2. New!(Jun 25,2011)Detection of radioactive materials in the soil in Fukushima Daiichi Nuclear Power Station (20th release)
3. New!(Jun 25,2011)Status of TEPCO's Facilities and its services after the Tohoku-Chihou-Taiheiyou-Oki Earthquake (as of 15:00 PM, June 25)
4. New!(Jun 25,2011)The results of nuclide analyses of radioactive materials in the ocean soil off the coast of Fukushima Daiichi Nuclear Power Station (continued report 3)
5. New!(Jun 25,2011)Detection of Radioactive Materials from Subsurface Water near the Turbine Buildings of Fukushima Daiichi Nuclear Power Station
6. New!(Jun 25,2011)The result of the nuclide analysis of radioactive materials in the seawater collected in the offshore area of Miyagi Prefecture
7. New!(Jun 25,2011)The results of nuclide analyses of radioactive materials in seawater taken in areas near intake canal of Fukushima Daiichi Nuclear Power Station (for the data taken on June 24)
8. New!(Jun 25,2011)The results of nuclide analyses of radioactive materials in the air at the site of Fukushima Daiichi Nuclear Power Station (92nd release)
9. New!(Jun 25,2011)Detection of Radioactive Materials from Seawater near Fukushima Daiichi Nuclear Power Station (94th release)
10. New!(Jun 25,2011)Plant Status of Fukushima Daiichi Nuclear Power Station (as of 15:00 pm, June 25)
11. New!(Jun 25,2011)Regarding the receipt of the order to submit reports related to the injection of nitrogen to the reactor containment vessel of Unit 2 at Fukushima Daiichi Nuclear Power Station
12. New!(Jun 25,2011)Plant Status of Fukushima Daiichi Nuclear Power Station (as of 10:00 am, June 25)

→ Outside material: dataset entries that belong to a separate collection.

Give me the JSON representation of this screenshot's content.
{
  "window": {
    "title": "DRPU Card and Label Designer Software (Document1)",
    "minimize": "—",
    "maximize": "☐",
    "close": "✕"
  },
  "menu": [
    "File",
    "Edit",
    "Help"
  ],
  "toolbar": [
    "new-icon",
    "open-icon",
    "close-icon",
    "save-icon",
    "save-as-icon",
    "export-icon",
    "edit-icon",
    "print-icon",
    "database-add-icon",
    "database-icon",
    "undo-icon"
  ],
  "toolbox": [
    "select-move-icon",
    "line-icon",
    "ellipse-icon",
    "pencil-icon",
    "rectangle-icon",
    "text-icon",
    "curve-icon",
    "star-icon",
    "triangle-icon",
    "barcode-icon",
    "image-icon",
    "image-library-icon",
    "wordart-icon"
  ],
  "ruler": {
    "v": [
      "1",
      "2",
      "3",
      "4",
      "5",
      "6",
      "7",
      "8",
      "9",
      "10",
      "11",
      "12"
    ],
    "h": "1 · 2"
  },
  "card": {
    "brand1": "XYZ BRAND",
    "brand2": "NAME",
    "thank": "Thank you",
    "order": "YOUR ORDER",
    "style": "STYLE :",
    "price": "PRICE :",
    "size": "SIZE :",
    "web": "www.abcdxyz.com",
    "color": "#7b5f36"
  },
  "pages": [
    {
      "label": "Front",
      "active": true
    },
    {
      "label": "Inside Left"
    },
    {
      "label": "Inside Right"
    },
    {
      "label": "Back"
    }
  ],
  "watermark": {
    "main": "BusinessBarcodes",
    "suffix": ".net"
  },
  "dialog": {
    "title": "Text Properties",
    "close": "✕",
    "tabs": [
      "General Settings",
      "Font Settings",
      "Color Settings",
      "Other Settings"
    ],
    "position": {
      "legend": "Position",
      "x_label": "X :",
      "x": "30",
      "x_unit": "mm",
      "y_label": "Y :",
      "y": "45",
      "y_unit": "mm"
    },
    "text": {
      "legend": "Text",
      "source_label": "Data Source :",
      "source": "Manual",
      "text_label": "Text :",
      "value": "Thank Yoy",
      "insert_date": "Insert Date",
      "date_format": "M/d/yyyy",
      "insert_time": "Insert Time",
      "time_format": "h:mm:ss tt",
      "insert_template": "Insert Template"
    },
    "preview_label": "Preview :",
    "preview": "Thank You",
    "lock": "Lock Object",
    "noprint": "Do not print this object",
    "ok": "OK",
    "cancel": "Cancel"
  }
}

13. New!(Jun 25,2011)Status of TEPCO's Facilities and its services after the Tohoku-Chihou-Taiheiyou-Oki Earthquake (as of 9:00 AM, June 25)
Enhanced by Zemanta